Task details: Pictures do not belong in the copy; print every entry exactly as it stands.

Data records
_____
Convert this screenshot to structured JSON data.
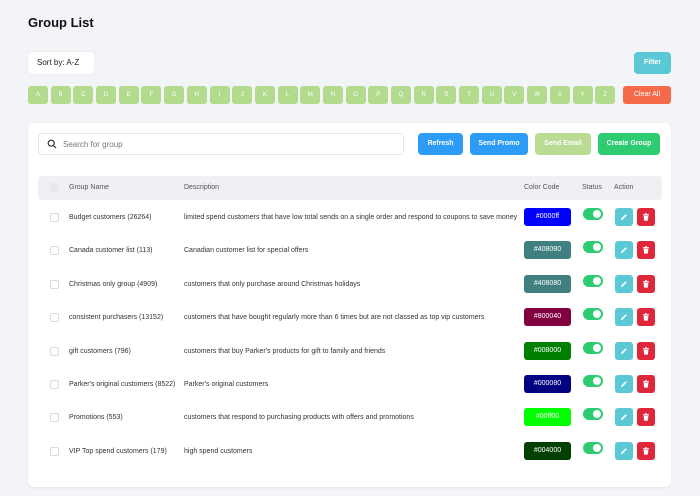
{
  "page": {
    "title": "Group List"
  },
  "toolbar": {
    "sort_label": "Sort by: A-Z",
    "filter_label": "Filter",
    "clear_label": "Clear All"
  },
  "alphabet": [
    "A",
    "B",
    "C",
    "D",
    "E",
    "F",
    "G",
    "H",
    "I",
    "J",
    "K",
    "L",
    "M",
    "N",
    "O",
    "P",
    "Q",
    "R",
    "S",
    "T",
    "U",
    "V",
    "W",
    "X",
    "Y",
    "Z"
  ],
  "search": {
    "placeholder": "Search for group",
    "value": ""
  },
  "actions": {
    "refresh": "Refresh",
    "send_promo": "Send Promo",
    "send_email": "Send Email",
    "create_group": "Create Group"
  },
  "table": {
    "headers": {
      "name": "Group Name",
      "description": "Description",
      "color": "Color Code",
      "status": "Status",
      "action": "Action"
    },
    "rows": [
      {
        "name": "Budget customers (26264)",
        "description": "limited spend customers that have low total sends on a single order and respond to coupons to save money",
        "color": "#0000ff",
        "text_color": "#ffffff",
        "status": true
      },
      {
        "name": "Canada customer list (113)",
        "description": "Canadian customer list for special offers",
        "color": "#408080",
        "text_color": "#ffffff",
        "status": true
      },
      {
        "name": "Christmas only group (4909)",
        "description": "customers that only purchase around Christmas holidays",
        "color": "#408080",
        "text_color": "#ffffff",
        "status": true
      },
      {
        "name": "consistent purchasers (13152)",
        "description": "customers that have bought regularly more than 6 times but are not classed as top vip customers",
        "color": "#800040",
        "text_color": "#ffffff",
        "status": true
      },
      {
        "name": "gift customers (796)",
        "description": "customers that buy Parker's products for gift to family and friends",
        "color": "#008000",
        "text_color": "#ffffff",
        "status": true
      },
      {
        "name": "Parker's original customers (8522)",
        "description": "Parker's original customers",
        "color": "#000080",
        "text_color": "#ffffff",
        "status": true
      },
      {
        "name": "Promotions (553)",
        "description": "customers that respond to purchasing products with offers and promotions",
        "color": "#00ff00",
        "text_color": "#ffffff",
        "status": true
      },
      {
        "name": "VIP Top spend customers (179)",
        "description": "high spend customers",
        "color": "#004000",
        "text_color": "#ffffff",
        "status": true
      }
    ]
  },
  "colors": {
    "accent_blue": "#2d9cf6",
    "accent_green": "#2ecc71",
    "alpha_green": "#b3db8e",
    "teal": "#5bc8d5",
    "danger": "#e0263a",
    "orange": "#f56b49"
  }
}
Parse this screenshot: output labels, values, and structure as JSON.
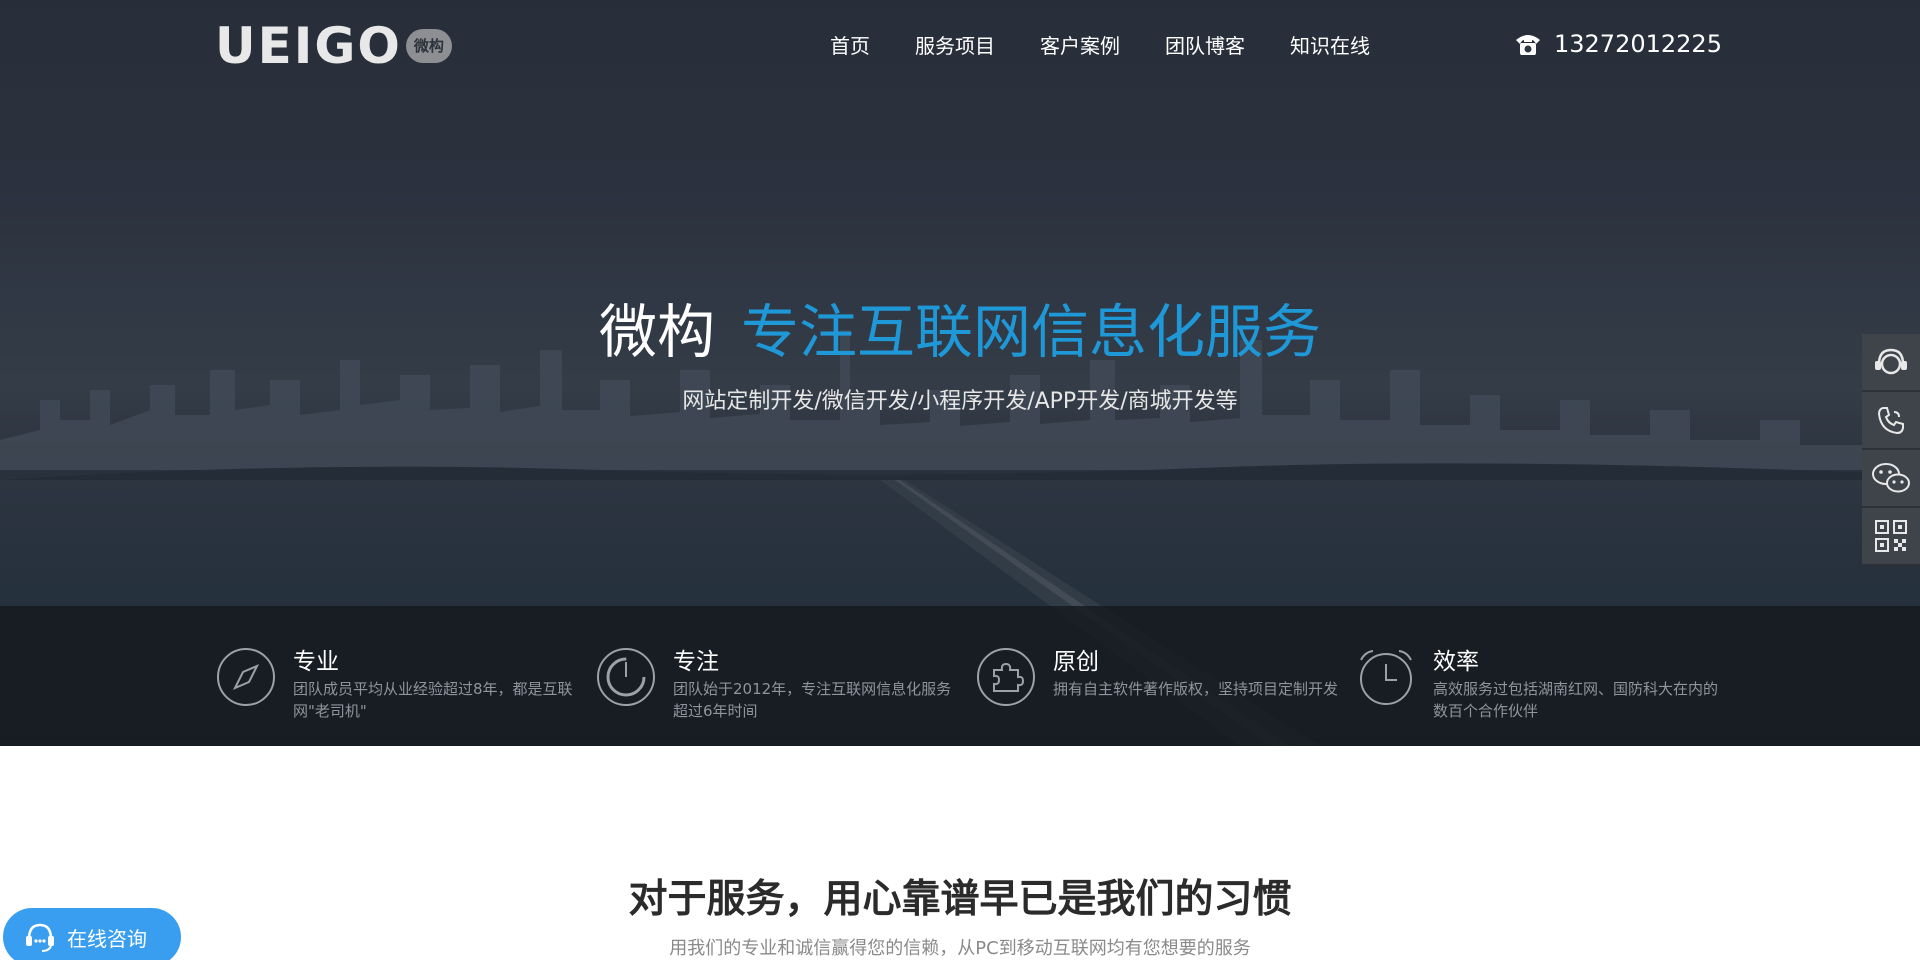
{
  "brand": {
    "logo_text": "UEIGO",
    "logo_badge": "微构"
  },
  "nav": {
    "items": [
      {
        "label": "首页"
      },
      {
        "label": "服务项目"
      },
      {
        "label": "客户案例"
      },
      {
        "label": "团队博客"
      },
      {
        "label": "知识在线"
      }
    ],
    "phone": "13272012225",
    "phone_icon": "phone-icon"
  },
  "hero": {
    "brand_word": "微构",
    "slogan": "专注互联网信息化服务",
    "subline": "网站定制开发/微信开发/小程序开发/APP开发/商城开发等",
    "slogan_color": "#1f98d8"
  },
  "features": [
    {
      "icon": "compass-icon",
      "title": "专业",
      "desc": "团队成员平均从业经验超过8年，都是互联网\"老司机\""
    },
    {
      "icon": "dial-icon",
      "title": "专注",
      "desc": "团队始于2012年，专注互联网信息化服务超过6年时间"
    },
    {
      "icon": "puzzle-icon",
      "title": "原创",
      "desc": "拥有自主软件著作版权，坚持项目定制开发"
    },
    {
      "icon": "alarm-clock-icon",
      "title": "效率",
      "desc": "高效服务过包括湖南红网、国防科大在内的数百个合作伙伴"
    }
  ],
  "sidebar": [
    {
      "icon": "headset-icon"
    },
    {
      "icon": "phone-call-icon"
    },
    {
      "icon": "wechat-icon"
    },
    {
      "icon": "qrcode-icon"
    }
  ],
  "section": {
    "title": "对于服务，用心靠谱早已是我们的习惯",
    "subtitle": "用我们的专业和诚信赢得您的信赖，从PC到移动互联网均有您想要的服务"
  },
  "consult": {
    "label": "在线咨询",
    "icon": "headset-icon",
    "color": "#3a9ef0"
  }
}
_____
Your response:
Convert this screenshot to structured JSON data.
{
  "page": {
    "title": "Group List"
  },
  "toolbar": {
    "sort_label": "Sort by: A-Z",
    "filter_label": "Filter",
    "clear_label": "Clear All"
  },
  "alphabet": [
    "A",
    "B",
    "C",
    "D",
    "E",
    "F",
    "G",
    "H",
    "I",
    "J",
    "K",
    "L",
    "M",
    "N",
    "O",
    "P",
    "Q",
    "R",
    "S",
    "T",
    "U",
    "V",
    "W",
    "X",
    "Y",
    "Z"
  ],
  "search": {
    "placeholder": "Search for group",
    "value": ""
  },
  "actions": {
    "refresh": "Refresh",
    "send_promo": "Send Promo",
    "send_email": "Send Email",
    "create_group": "Create Group"
  },
  "table": {
    "headers": {
      "name": "Group Name",
      "description": "Description",
      "color": "Color Code",
      "status": "Status",
      "action": "Action"
    },
    "rows": [
      {
        "name": "Budget customers (26264)",
        "description": "limited spend customers that have low total sends on a single order and respond to coupons to save money",
        "color": "#0000ff",
        "text_color": "#ffffff",
        "status": true
      },
      {
        "name": "Canada customer list (113)",
        "description": "Canadian customer list for special offers",
        "color": "#408080",
        "text_color": "#ffffff",
        "status": true
      },
      {
        "name": "Christmas only group (4909)",
        "description": "customers that only purchase around Christmas holidays",
        "color": "#408080",
        "text_color": "#ffffff",
        "status": true
      },
      {
        "name": "consistent purchasers (13152)",
        "description": "customers that have bought regularly more than 6 times but are not classed as top vip customers",
        "color": "#800040",
        "text_color": "#ffffff",
        "status": true
      },
      {
        "name": "gift customers (796)",
        "description": "customers that buy Parker's products for gift to family and friends",
        "color": "#008000",
        "text_color": "#ffffff",
        "status": true
      },
      {
        "name": "Parker's original customers (8522)",
        "description": "Parker's original customers",
        "color": "#000080",
        "text_color": "#ffffff",
        "status": true
      },
      {
        "name": "Promotions (553)",
        "description": "customers that respond to purchasing products with offers and promotions",
        "color": "#00ff00",
        "text_color": "#ffffff",
        "status": true
      },
      {
        "name": "VIP Top spend customers (179)",
        "description": "high spend customers",
        "color": "#004000",
        "text_color": "#ffffff",
        "status": true
      }
    ]
  },
  "colors": {
    "accent_blue": "#2d9cf6",
    "accent_green": "#2ecc71",
    "alpha_green": "#b3db8e",
    "teal": "#5bc8d5",
    "danger": "#e0263a",
    "orange": "#f56b49"
  }
}
Parse this screenshot: output labels, values, and structure as JSON.
{
  "brand": {
    "logo_text": "UEIGO",
    "logo_badge": "微构"
  },
  "nav": {
    "items": [
      {
        "label": "首页"
      },
      {
        "label": "服务项目"
      },
      {
        "label": "客户案例"
      },
      {
        "label": "团队博客"
      },
      {
        "label": "知识在线"
      }
    ],
    "phone": "13272012225",
    "phone_icon": "phone-icon"
  },
  "hero": {
    "brand_word": "微构",
    "slogan": "专注互联网信息化服务",
    "subline": "网站定制开发/微信开发/小程序开发/APP开发/商城开发等",
    "slogan_color": "#1f98d8"
  },
  "features": [
    {
      "icon": "compass-icon",
      "title": "专业",
      "desc": "团队成员平均从业经验超过8年，都是互联网\"老司机\""
    },
    {
      "icon": "dial-icon",
      "title": "专注",
      "desc": "团队始于2012年，专注互联网信息化服务超过6年时间"
    },
    {
      "icon": "puzzle-icon",
      "title": "原创",
      "desc": "拥有自主软件著作版权，坚持项目定制开发"
    },
    {
      "icon": "alarm-clock-icon",
      "title": "效率",
      "desc": "高效服务过包括湖南红网、国防科大在内的数百个合作伙伴"
    }
  ],
  "sidebar": [
    {
      "icon": "headset-icon"
    },
    {
      "icon": "phone-call-icon"
    },
    {
      "icon": "wechat-icon"
    },
    {
      "icon": "qrcode-icon"
    }
  ],
  "section": {
    "title": "对于服务，用心靠谱早已是我们的习惯",
    "subtitle": "用我们的专业和诚信赢得您的信赖，从PC到移动互联网均有您想要的服务"
  },
  "consult": {
    "label": "在线咨询",
    "icon": "headset-icon",
    "color": "#3a9ef0"
  }
}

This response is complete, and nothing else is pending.